Let’s take a look at the Windows Experience Index score as that is one that you can easily compare to other notebooks at retail stores.
As you can see our system had a Windows 7 Index base score of 3.7 and the lowest scoring component on the notebook is the processor. At 1.6GHz there is only so much you can expect from the AMD E-350 APU in terms of x86 computing performance, but look at the graphics and gaming graphics scores! The AMD Mobility Radeon HD 6310 graphics look pretty powerful!
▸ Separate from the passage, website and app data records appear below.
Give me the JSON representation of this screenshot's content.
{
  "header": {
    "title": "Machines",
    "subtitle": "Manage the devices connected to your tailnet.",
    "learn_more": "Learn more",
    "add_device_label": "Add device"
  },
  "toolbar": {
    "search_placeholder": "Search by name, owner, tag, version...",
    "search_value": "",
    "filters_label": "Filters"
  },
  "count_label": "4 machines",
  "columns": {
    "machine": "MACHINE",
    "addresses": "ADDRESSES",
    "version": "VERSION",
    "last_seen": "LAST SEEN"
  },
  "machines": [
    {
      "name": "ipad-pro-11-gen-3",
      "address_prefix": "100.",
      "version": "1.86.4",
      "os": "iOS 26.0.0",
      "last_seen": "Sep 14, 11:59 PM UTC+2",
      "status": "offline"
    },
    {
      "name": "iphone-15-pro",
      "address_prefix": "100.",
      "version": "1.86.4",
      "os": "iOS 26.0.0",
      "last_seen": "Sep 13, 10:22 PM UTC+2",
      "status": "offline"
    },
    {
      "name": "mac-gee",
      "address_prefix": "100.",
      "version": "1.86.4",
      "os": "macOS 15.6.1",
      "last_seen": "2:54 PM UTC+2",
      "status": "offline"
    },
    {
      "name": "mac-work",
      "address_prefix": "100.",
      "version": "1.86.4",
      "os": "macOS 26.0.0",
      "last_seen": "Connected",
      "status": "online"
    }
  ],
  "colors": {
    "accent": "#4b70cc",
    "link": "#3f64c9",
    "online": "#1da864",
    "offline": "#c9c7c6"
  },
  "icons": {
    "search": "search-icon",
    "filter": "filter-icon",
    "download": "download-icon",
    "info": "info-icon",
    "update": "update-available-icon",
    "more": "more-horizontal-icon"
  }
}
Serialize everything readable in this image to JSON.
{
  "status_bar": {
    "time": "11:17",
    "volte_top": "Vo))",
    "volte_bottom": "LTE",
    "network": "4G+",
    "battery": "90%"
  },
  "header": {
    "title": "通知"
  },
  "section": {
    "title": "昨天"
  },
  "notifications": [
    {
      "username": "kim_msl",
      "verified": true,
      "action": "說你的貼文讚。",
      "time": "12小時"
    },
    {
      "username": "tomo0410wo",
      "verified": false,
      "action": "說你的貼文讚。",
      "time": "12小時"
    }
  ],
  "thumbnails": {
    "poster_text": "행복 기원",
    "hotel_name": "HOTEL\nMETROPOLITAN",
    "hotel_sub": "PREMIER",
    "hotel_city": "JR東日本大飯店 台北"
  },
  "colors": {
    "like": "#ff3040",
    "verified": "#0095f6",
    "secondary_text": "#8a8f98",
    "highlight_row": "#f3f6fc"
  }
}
To test out the performance of the Sony VAIO Y Series laptop we will use a variety of benchmarks and we’ll also be including test results form an ASUS K53E notebook with an Intel Core-i5 2520M processor and Packard Bell notebook with the Intel Core-i7 2820QM processor.
The Sony VAIO Y Series 11.6″ notebook with the AMD E350 APU did surprisingly well on all of the benchmarks. The performance of the laptop showed that it was faster than the Intel Atom powered netbooks that we have benchmarked in the past, but as you can see from the chart above it was slower than the more expensive Intel ‘Sandy Bridge’ powered laptops. For what it is, the Sony VAIO Y Series notebook did very well. The Sony VAIO Y series notebook has two limiting factors and that is the slow 5400-RPM hard drive it uses and the 1.6GHz clock frequency of the APU. When multitasking the Sony VAIO Y Series laptop did feel sluggish, but some of that is due to the hard drive. The desktop feel is certainly better than Intel Atom powered notebooks, but not even in the same ballpark as the ASUS K53E with the second generation Core i5-2520M 2.5GHz processor. A $200 price gap and 4-inches separates these notebooks though, so it’s not a fair apples to apples comparison. We are just showing you these numbers so you can put the pieces together on your own. You can download 3DMark, CrystalDiskMark, Sandra, Cinebench, x264 HD, Hyper Pi, Resident Evil 5 Benchmark and H.A.W.X. 2 benchmark for free and see how your current laptop compares to these scores. We like using these tests as you can do them at home to see how your system stacks up against the new ones!